Defining your style

Born and raised in Minnesota, Roeder, who describes his style as ‘embraced imperfection’, says it was only when he learned to ‘accept the crooked lines, misaligned type and illegibility’, that his lettering took on interest and character.

“As odd as it seems, creating these imperfections is as much of a craft as striving for perfection.” Inspired by song lyrics, random objects and catch phrases, Roeder started drawing letters every single day of the week and has not missed a day since 2010. “Don’t be afraid to screw things up, because your work might be more interesting that way.”

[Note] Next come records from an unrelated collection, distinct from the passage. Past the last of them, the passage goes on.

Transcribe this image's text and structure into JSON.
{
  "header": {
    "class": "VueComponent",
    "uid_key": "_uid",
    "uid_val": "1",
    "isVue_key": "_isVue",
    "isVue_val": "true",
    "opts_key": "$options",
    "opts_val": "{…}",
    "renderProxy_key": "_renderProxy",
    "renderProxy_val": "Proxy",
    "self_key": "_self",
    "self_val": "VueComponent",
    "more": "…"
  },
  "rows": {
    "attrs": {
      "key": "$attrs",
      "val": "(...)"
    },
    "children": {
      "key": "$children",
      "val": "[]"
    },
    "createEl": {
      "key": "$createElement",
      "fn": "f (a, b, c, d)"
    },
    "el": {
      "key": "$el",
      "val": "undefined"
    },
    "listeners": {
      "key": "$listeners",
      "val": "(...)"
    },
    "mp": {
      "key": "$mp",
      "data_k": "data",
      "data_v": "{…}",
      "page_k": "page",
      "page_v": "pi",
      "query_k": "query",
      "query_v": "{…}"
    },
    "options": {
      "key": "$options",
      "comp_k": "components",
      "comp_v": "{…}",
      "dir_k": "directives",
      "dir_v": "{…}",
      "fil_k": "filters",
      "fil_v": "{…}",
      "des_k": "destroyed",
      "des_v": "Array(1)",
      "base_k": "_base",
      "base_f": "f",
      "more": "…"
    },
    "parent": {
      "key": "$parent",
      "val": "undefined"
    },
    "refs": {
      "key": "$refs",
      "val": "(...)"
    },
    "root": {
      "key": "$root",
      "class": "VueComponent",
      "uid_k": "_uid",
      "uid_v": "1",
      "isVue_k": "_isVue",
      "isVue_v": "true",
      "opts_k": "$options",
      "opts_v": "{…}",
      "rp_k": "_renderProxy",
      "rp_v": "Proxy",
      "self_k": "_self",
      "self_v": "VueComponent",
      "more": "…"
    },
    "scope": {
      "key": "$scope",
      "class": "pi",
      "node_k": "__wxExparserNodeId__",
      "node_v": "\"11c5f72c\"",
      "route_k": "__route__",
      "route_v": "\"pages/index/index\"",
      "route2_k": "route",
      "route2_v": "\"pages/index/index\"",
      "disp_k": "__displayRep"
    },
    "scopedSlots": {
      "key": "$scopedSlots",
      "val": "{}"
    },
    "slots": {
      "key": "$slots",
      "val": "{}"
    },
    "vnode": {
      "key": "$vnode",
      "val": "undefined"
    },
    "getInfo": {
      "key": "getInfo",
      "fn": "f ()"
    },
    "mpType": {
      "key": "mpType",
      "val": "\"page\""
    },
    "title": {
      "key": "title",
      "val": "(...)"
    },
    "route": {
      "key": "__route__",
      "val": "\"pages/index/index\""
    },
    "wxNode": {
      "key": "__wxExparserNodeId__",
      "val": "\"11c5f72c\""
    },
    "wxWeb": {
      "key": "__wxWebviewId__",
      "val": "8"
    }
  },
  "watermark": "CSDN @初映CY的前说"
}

Defining your style takes practice and experience, and it’s essential to keep learning and trying new techniques to inform your design work. “A great thing to do is go to an art store and buy a few different kinds of pens and brushes,” enthuses Hische. “Mixing up mediums can be the thing that pushes you out of your comfort zone. I’ve been having a lot of fun with brush pens recently and think that they’ll really start influencing my work this year.”

Lowe uses a variety of illustration tools to create his work

Lowe uses ‘whatever there is to hand’ for his illustrations, keeping an array of calligraphy dip pens, gouache, watercolour, pencils and marker pens within arms reach. “Experiment to find what feels most comfortable with your way of drawing” advises Lowe. “The more natural it feels the more confident your work will look and the better the lettering will be.”

Designer Kate Moross turns to her sweet wrapper collection to get her creative juices flowing, “I adore sweet packaging – I think it is some of the finest design around. The typography is usually so direct and complete, illustrating what is inside the wrapper perfectly.”

“Every single sweet wrapper evokes a strong and everlasting nostalgia in anyone who used to enjoy them as a child. The simple colour palettes and often hand-rendered typography definitely influenced me when I was younger, and to this day I continue to pay homage to bubblegum type in my own work.”

Technique

Discussing his technique, Bain says, “I’ll often begin by sketching out the overall shape of the entire composition to work out how best to position each text and illustration element. I tend to do this quickly, drawing out a few different thumbnail ideas first and then working on a larger version of the most suitable one. Hand-lettering is often viewed as an art piece, so it’s important that the main message is clear.”

Legibility is essential, says Bain, whose recent mural for LIFE agency in Birmingham was created in response to the phrase ‘Today is a good day.’ A 7ft x 14ft mural, the paintwork took 35 hours to complete, and is visible from the street to passersby and visiting clients.

Dave Bain often starts by sketching out the overall shape of the whole composition

“There is something innately special about handmade type because it is expressive and completely unique.” says agency creative and type enthusiast Luke Tonge. “We’re a passionate agency with fantastic clients, and there’s a great camaraderie here. The message reminds us to be grateful and enjoy what we do” adds Luke.

The key to executing hand lettering with impact? Have fun, says Lana. “It’s good to play around, draw silly images and enjoy it. Make type out of all sorts of things and just go mad. Some of our best ideas are formed this way.”

Learn by doing

Balsley urges illustrators to just get stuck in. “You can study typefaces, lettering and other artists’ work until you’re blue in the face, but until you actually start putting pen to paper, how are you going to learn?” US designer and illustrator Jay Roeder agrees. “If hand lettering is something that interests you don’t be afraid to dive right in and make plenty of mistakes.”

Studying others' work is important, but at some point you just need to get stuck in, says Emily Balsley

Type design takes time to master says Hische, and managing your expectations is important as a beginner. “Be patient. It’s ok to perpetually feel like you’re on your way to becoming something rather than worrying that you need to become an expert quickly. Be patient. We have long careers ahead of us and the only thing that can really stifle a career is feeling like there’s nothing left to learn.”

Words: Lisa Hassell